Alan Turing

Pupils are taught about figures from history ­persecuted for their ­sexuality, such as wartime code breaker Alan Turing. Photo: National Portrait Gallery London

A north London school which has developed lessons on gay historical figures who suffered persecution claims to have succeeded in “more or less eliminating homophobic bullying” in its classrooms and playgrounds over the last five years.

The life story of the wartime code-breaker & computer pioneer Alan Turing is among those being used to tackle homophobia. Turing, a mathematician who cracked German codes in the second world war, was prosecuted in 1952 for his homosexuality, which was then a crime. He was forced to decide between prison and taking female hormones to reduce his libido, and chose the latter. An inquest into his death – two years after his prosecution – returned a verdict of suicide. Authors Oscar Wilde and James Baldwin and artist Andy Warhol also feature in the lessons.

Now Stoke Newington secondary plans to share the lessons with hundreds of primary and secondary school teachers. By the summer, it will have trained more than a hundred teachers in how to “educate and celebrate” being gay. Read on…

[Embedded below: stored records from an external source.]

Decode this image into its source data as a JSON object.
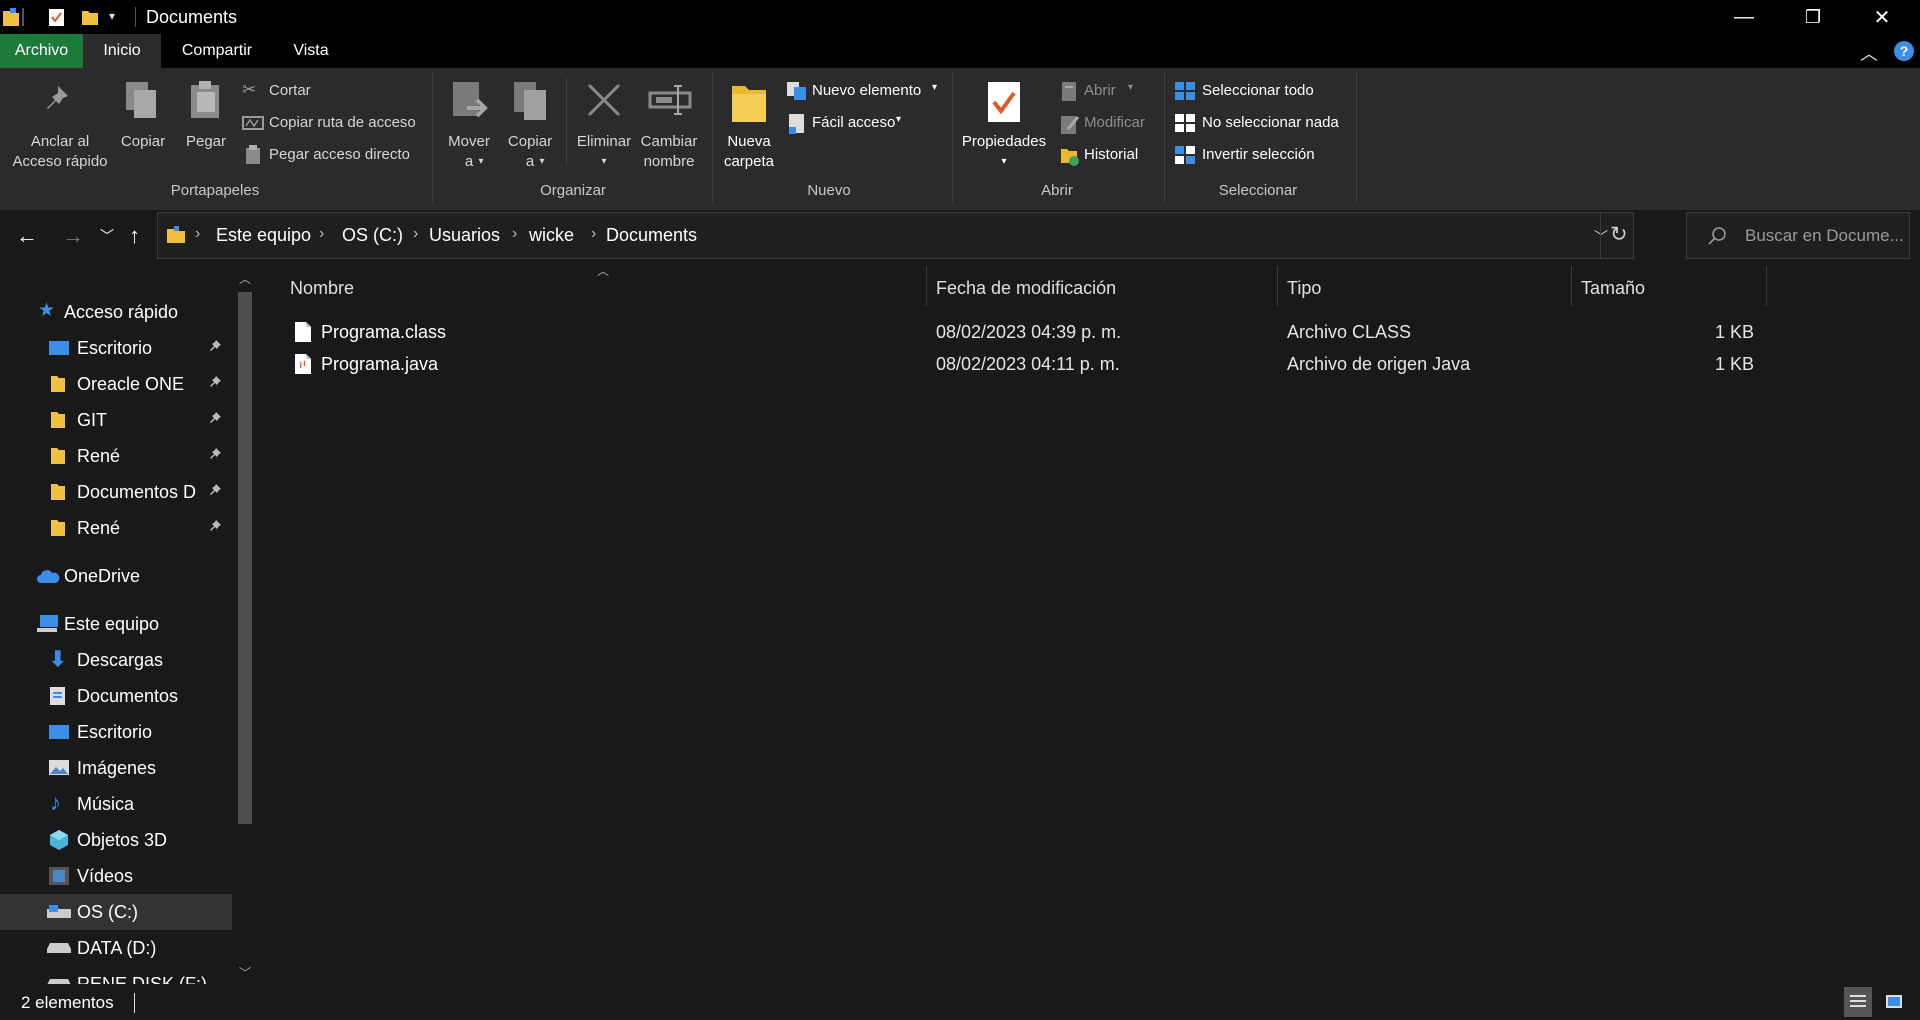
{
  "window": {
    "title": "Documents",
    "controls": {
      "minimize": "—",
      "maximize": "❐",
      "close": "✕"
    }
  },
  "ribbon_tabs": [
    "Archivo",
    "Inicio",
    "Compartir",
    "Vista"
  ],
  "ribbon": {
    "portapapeles": {
      "group_label": "Portapapeles",
      "pin_label_1": "Anclar al",
      "pin_label_2": "Acceso rápido",
      "copy": "Copiar",
      "paste": "Pegar",
      "cut": "Cortar",
      "copy_path": "Copiar ruta de acceso",
      "paste_shortcut": "Pegar acceso directo"
    },
    "organizar": {
      "group_label": "Organizar",
      "move_1": "Mover",
      "move_2": "a",
      "copy_1": "Copiar",
      "copy_2": "a",
      "delete": "Eliminar",
      "rename_1": "Cambiar",
      "rename_2": "nombre"
    },
    "nuevo": {
      "group_label": "Nuevo",
      "new_folder_1": "Nueva",
      "new_folder_2": "carpeta",
      "new_item": "Nuevo elemento",
      "easy_access": "Fácil acceso"
    },
    "abrir": {
      "group_label": "Abrir",
      "properties": "Propiedades",
      "open": "Abrir",
      "edit": "Modificar",
      "history": "Historial"
    },
    "seleccionar": {
      "group_label": "Seleccionar",
      "select_all": "Seleccionar todo",
      "select_none": "No seleccionar nada",
      "invert": "Invertir selección"
    }
  },
  "address": {
    "crumbs": [
      "Este equipo",
      "OS (C:)",
      "Usuarios",
      "wicke",
      "Documents"
    ],
    "search_placeholder": "Buscar en Docume..."
  },
  "sidebar": {
    "quick_access": "Acceso rápido",
    "quick_items": [
      "Escritorio",
      "Oreacle ONE",
      "GIT",
      "René",
      "Documentos D",
      "René"
    ],
    "onedrive": "OneDrive",
    "this_pc": "Este equipo",
    "pc_items": [
      "Descargas",
      "Documentos",
      "Escritorio",
      "Imágenes",
      "Música",
      "Objetos 3D",
      "Vídeos",
      "OS (C:)",
      "DATA (D:)",
      "RENE DISK (F:)"
    ]
  },
  "columns": [
    "Nombre",
    "Fecha de modificación",
    "Tipo",
    "Tamaño"
  ],
  "files": [
    {
      "name": "Programa.class",
      "date": "08/02/2023 04:39 p. m.",
      "type": "Archivo CLASS",
      "size": "1 KB"
    },
    {
      "name": "Programa.java",
      "date": "08/02/2023 04:11 p. m.",
      "type": "Archivo de origen Java",
      "size": "1 KB"
    }
  ],
  "status": {
    "count": "2 elementos"
  },
  "colors": {
    "archivo_tab": "#1e7a3a",
    "folder": "#f0c040",
    "accent_blue": "#3b8ee8",
    "selected_row": "#333333"
  }
}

It is, sadly, highly doubtful if such lessons would ever be allowed to be taught in many American schools since, according to the influential religious right there, asking kids not to bully others into suicide is “pushing the gay agenda”.